[Items listed in a dataset]
• • • • •
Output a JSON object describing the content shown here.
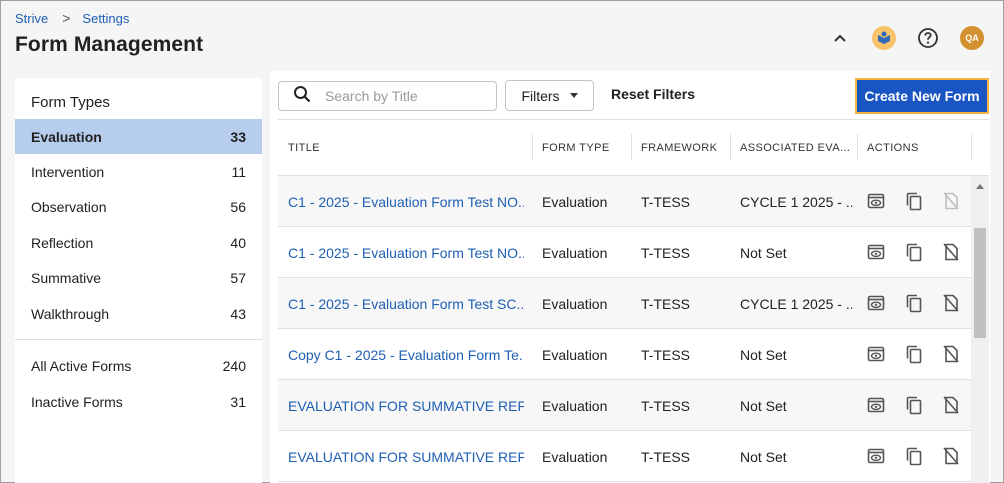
{
  "breadcrumb": {
    "root": "Strive",
    "separator": ">",
    "current": "Settings"
  },
  "page_title": "Form Management",
  "header_icons": {
    "collapse": "chevron-up-icon",
    "org": "book-logo-icon",
    "help": "help-icon",
    "avatar_initials": "QA"
  },
  "sidebar": {
    "title": "Form Types",
    "types": [
      {
        "label": "Evaluation",
        "count": "33",
        "active": true
      },
      {
        "label": "Intervention",
        "count": "11"
      },
      {
        "label": "Observation",
        "count": "56"
      },
      {
        "label": "Reflection",
        "count": "40"
      },
      {
        "label": "Summative",
        "count": "57"
      },
      {
        "label": "Walkthrough",
        "count": "43"
      }
    ],
    "extras": [
      {
        "label": "All Active Forms",
        "count": "240"
      },
      {
        "label": "Inactive Forms",
        "count": "31"
      }
    ]
  },
  "toolbar": {
    "search_placeholder": "Search by Title",
    "filters_label": "Filters",
    "reset_label": "Reset Filters",
    "create_label": "Create New Form"
  },
  "table": {
    "columns": [
      "TITLE",
      "FORM TYPE",
      "FRAMEWORK",
      "ASSOCIATED EVA...",
      "ACTIONS"
    ],
    "rows": [
      {
        "title": "C1 - 2025 - Evaluation Form Test NO...",
        "type": "Evaluation",
        "framework": "T-TESS",
        "associated": "CYCLE 1 2025 - ...",
        "delete_disabled": true
      },
      {
        "title": "C1 - 2025 - Evaluation Form Test NO...",
        "type": "Evaluation",
        "framework": "T-TESS",
        "associated": "Not Set"
      },
      {
        "title": "C1 - 2025 - Evaluation Form Test SC...",
        "type": "Evaluation",
        "framework": "T-TESS",
        "associated": "CYCLE 1 2025 - ..."
      },
      {
        "title": "Copy C1 - 2025 - Evaluation Form Te...",
        "type": "Evaluation",
        "framework": "T-TESS",
        "associated": "Not Set"
      },
      {
        "title": "EVALUATION FOR SUMMATIVE REFI...",
        "type": "Evaluation",
        "framework": "T-TESS",
        "associated": "Not Set"
      },
      {
        "title": "EVALUATION FOR SUMMATIVE REFI...",
        "type": "Evaluation",
        "framework": "T-TESS",
        "associated": "Not Set"
      }
    ]
  },
  "colors": {
    "accent": "#1a56c3",
    "link": "#1e5fb4",
    "active_row": "#b6cdee",
    "focus_border": "#f2b640",
    "avatar": "#d4912f"
  }
}
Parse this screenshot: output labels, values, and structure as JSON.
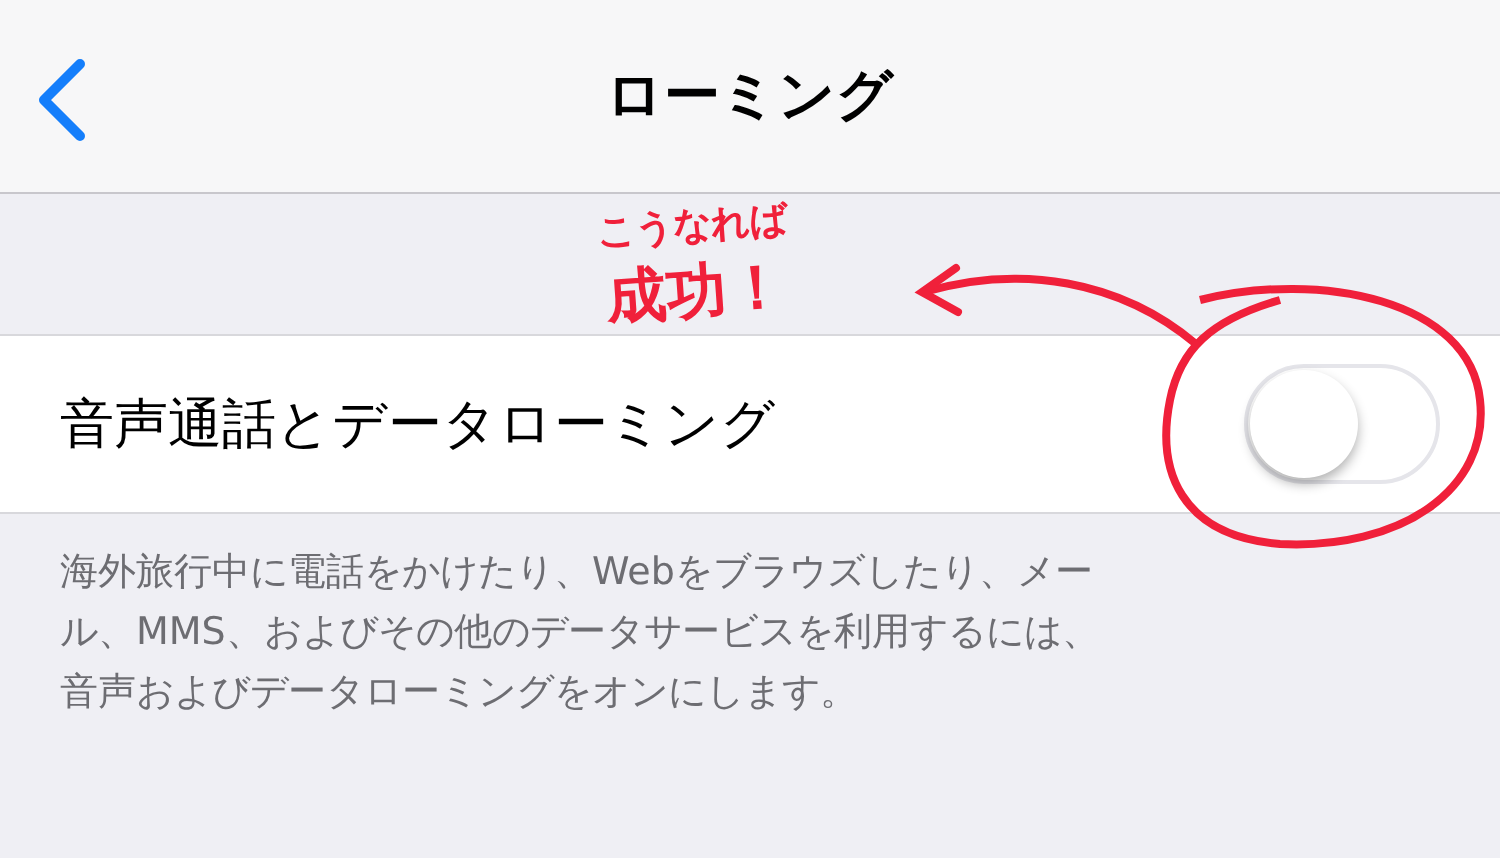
{
  "nav": {
    "title": "ローミング"
  },
  "row": {
    "label": "音声通話とデータローミング",
    "on": false
  },
  "footer_lines": [
    "海外旅行中に電話をかけたり、Webをブラウズしたり、メー",
    "ル、MMS、およびその他のデータサービスを利用するには、",
    "音声およびデータローミングをオンにします。"
  ],
  "annotation": {
    "lines": [
      "こうなれば",
      "成功！"
    ]
  }
}
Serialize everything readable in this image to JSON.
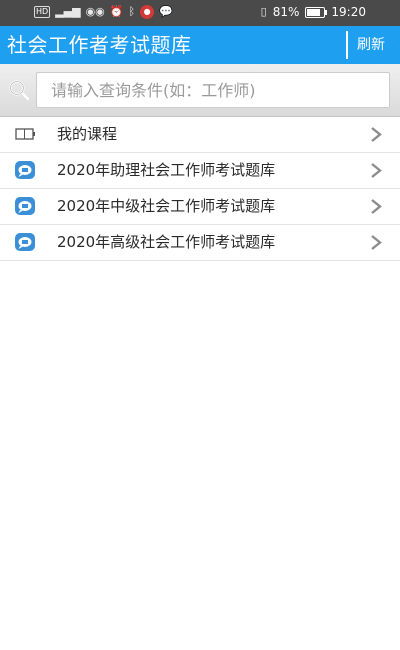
{
  "status_bar": {
    "carrier": "HD",
    "signal_label": "⁴ᴳ",
    "battery_percent": "81%",
    "battery_level": 0.81,
    "time": "19:20"
  },
  "header": {
    "title": "社会工作者考试题库",
    "refresh_label": "刷新"
  },
  "search": {
    "placeholder": "请输入查询条件(如：工作师)",
    "value": ""
  },
  "list": {
    "items": [
      {
        "label": "我的课程",
        "icon": "book-icon"
      },
      {
        "label": "2020年助理社会工作师考试题库",
        "icon": "chat-bubble-icon"
      },
      {
        "label": "2020年中级社会工作师考试题库",
        "icon": "chat-bubble-icon"
      },
      {
        "label": "2020年高级社会工作师考试题库",
        "icon": "chat-bubble-icon"
      }
    ]
  },
  "colors": {
    "header_bg": "#1f9ff0",
    "status_bg": "#4a4a4a",
    "icon_blue": "#3a8fd6",
    "chevron": "#8c8c8c"
  }
}
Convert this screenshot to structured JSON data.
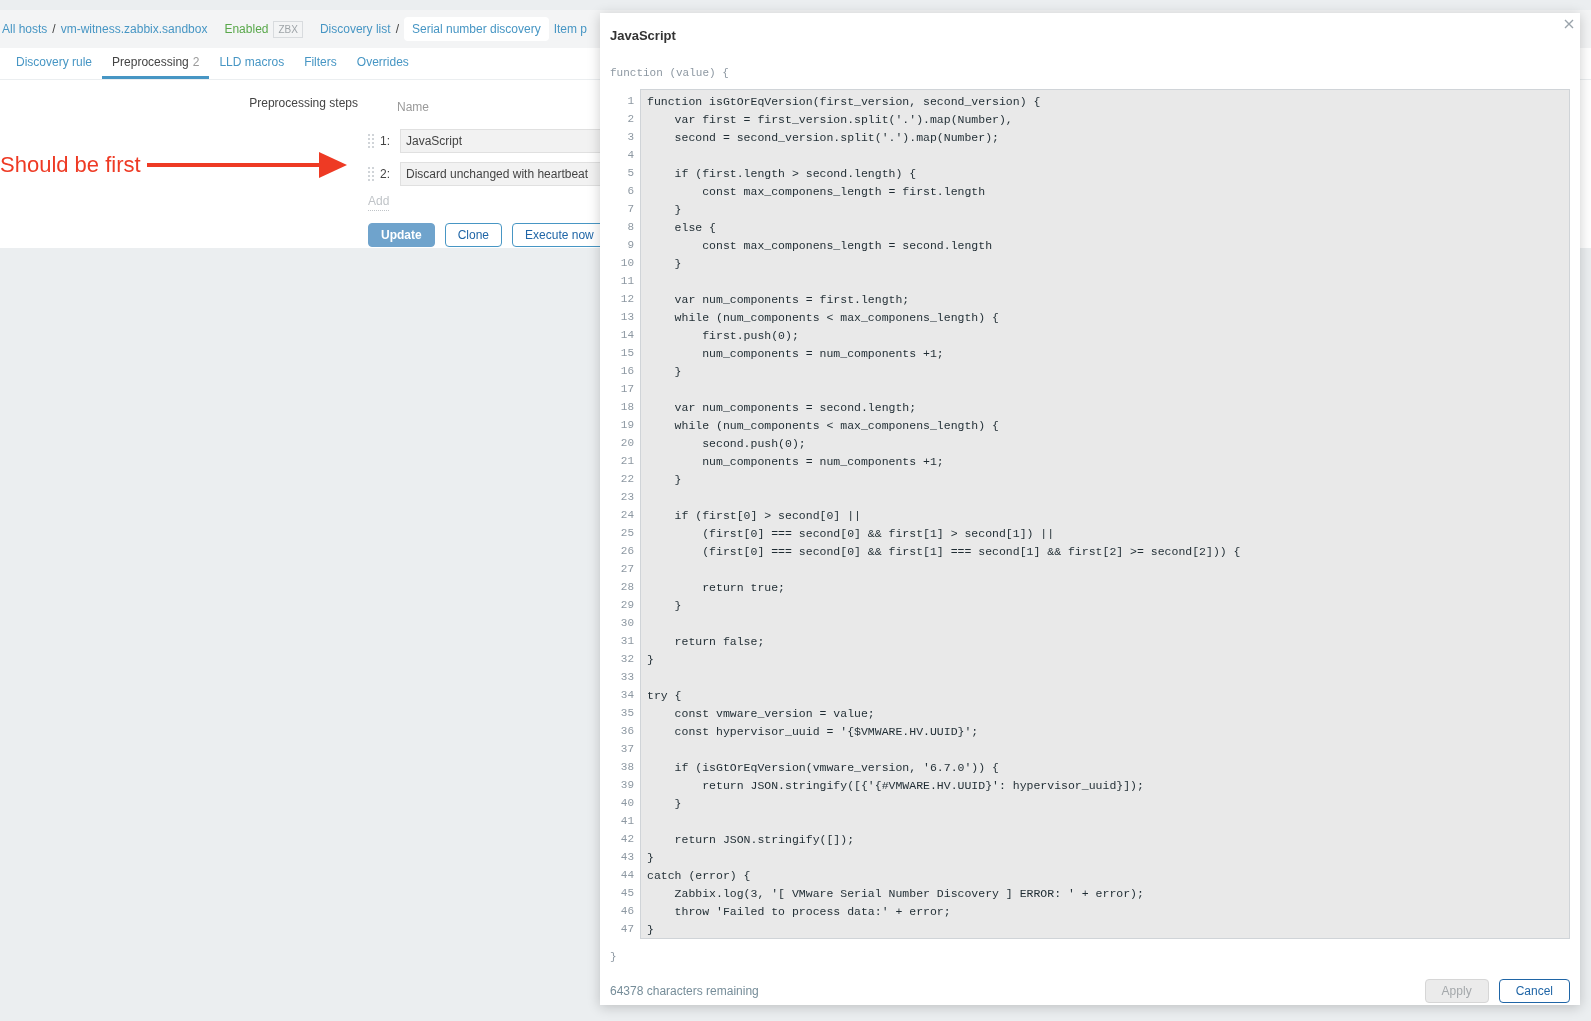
{
  "breadcrumbs": [
    {
      "label": "All hosts",
      "kind": "link"
    },
    {
      "label": "/",
      "kind": "separator"
    },
    {
      "label": "vm-witness.zabbix.sandbox",
      "kind": "link"
    },
    {
      "label": "Enabled",
      "kind": "status"
    },
    {
      "label": "ZBX",
      "kind": "tag"
    },
    {
      "label": "Discovery list",
      "kind": "link"
    },
    {
      "label": "/",
      "kind": "separator"
    },
    {
      "label": "Serial number discovery",
      "kind": "current"
    },
    {
      "label": "Item p",
      "kind": "link"
    }
  ],
  "tabs": [
    {
      "label": "Discovery rule",
      "selected": false
    },
    {
      "label": "Preprocessing",
      "count": "2",
      "selected": true
    },
    {
      "label": "LLD macros",
      "selected": false
    },
    {
      "label": "Filters",
      "selected": false
    },
    {
      "label": "Overrides",
      "selected": false
    }
  ],
  "preprocessing": {
    "label": "Preprocessing steps",
    "column": "Name",
    "steps": [
      {
        "number": "1:",
        "name": "JavaScript"
      },
      {
        "number": "2:",
        "name": "Discard unchanged with heartbeat"
      }
    ],
    "add": "Add"
  },
  "annotation": "Should be first",
  "buttons": [
    {
      "label": "Update",
      "kind": "primary"
    },
    {
      "label": "Clone",
      "kind": "secondary"
    },
    {
      "label": "Execute now",
      "kind": "secondary"
    }
  ],
  "dialog": {
    "title": "JavaScript",
    "header": "function (value) {",
    "footer_brace": "}",
    "remaining": "64378 characters remaining",
    "lines": [
      {
        "n": "1",
        "code": "function isGtOrEqVersion(first_version, second_version) {"
      },
      {
        "n": "2",
        "code": "    var first = first_version.split('.').map(Number),"
      },
      {
        "n": "3",
        "code": "    second = second_version.split('.').map(Number);"
      },
      {
        "n": "4"
      },
      {
        "n": "5",
        "code": "    if (first.length > second.length) {"
      },
      {
        "n": "6",
        "code": "        const max_componens_length = first.length"
      },
      {
        "n": "7",
        "code": "    }"
      },
      {
        "n": "8",
        "code": "    else {"
      },
      {
        "n": "9",
        "code": "        const max_componens_length = second.length"
      },
      {
        "n": "10",
        "code": "    }"
      },
      {
        "n": "11"
      },
      {
        "n": "12",
        "code": "    var num_components = first.length;"
      },
      {
        "n": "13",
        "code": "    while (num_components < max_componens_length) {"
      },
      {
        "n": "14",
        "code": "        first.push(0);"
      },
      {
        "n": "15",
        "code": "        num_components = num_components +1;"
      },
      {
        "n": "16",
        "code": "    }"
      },
      {
        "n": "17"
      },
      {
        "n": "18",
        "code": "    var num_components = second.length;"
      },
      {
        "n": "19",
        "code": "    while (num_components < max_componens_length) {"
      },
      {
        "n": "20",
        "code": "        second.push(0);"
      },
      {
        "n": "21",
        "code": "        num_components = num_components +1;"
      },
      {
        "n": "22",
        "code": "    }"
      },
      {
        "n": "23"
      },
      {
        "n": "24",
        "code": "    if (first[0] > second[0] ||"
      },
      {
        "n": "25",
        "code": "        (first[0] === second[0] && first[1] > second[1]) ||"
      },
      {
        "n": "26",
        "code": "        (first[0] === second[0] && first[1] === second[1] && first[2] >= second[2])) {"
      },
      {
        "n": "27"
      },
      {
        "n": "28",
        "code": "        return true;"
      },
      {
        "n": "29",
        "code": "    }"
      },
      {
        "n": "30"
      },
      {
        "n": "31",
        "code": "    return false;"
      },
      {
        "n": "32",
        "code": "}"
      },
      {
        "n": "33"
      },
      {
        "n": "34",
        "code": "try {"
      },
      {
        "n": "35",
        "code": "    const vmware_version = value;"
      },
      {
        "n": "36",
        "code": "    const hypervisor_uuid = '{$VMWARE.HV.UUID}';"
      },
      {
        "n": "37"
      },
      {
        "n": "38",
        "code": "    if (isGtOrEqVersion(vmware_version, '6.7.0')) {"
      },
      {
        "n": "39",
        "code": "        return JSON.stringify([{'{#VMWARE.HV.UUID}': hypervisor_uuid}]);"
      },
      {
        "n": "40",
        "code": "    }"
      },
      {
        "n": "41"
      },
      {
        "n": "42",
        "code": "    return JSON.stringify([]);"
      },
      {
        "n": "43",
        "code": "}"
      },
      {
        "n": "44",
        "code": "catch (error) {"
      },
      {
        "n": "45",
        "code": "    Zabbix.log(3, '[ VMware Serial Number Discovery ] ERROR: ' + error);"
      },
      {
        "n": "46",
        "code": "    throw 'Failed to process data:' + error;"
      },
      {
        "n": "47",
        "code": "}"
      }
    ],
    "buttons": [
      {
        "label": "Apply",
        "disabled": true
      },
      {
        "label": "Cancel",
        "disabled": false
      }
    ]
  }
}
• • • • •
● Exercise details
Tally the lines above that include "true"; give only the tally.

● Solution
5